- [Aim of the exercise] Sift the material for lines containing "Pengobatan", and return them.

- [Input data]
■ ■ ■

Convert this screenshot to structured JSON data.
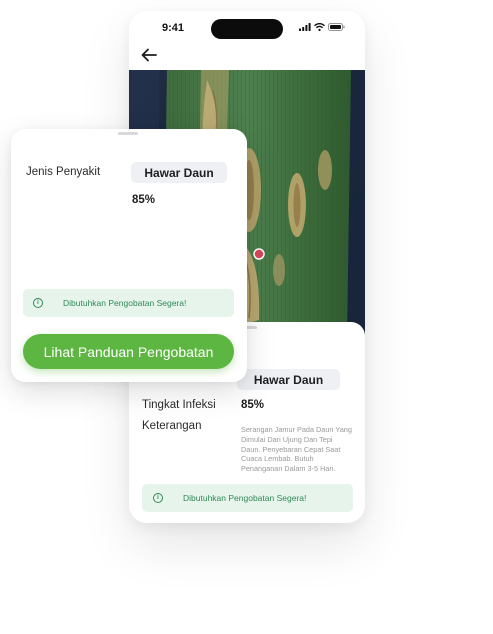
{
  "status_bar": {
    "time": "9:41"
  },
  "result": {
    "disease_label": "Jenis Penyakit",
    "disease_value": "Hawar Daun",
    "infection_label": "Tingkat Infeksi",
    "infection_value": "85%",
    "description_label": "Keterangan",
    "description_text": "Serangan Jamur Pada Daun Yang Dimulai Dari Ujung Dan Tepi Daun. Penyebaran Cepat Saat Cuaca Lembab. Butuh Penanganan Dalam 3-5 Hari.",
    "alert_text": "Dibutuhkan Pengobatan Segera!"
  },
  "cta": {
    "label": "Lihat Panduan Pengobatan"
  },
  "colors": {
    "accent_green": "#5db642",
    "alert_bg": "#e6f4ec",
    "alert_text": "#2f8a55",
    "marker": "#d9465a"
  },
  "icons": [
    "back-arrow-icon",
    "signal-icon",
    "wifi-icon",
    "battery-icon",
    "info-icon"
  ]
}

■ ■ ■

- [Response area]
    "alert_text": "Dibutuhkan Pengobatan Segera!"
    "label": "Lihat Panduan Pengobatan"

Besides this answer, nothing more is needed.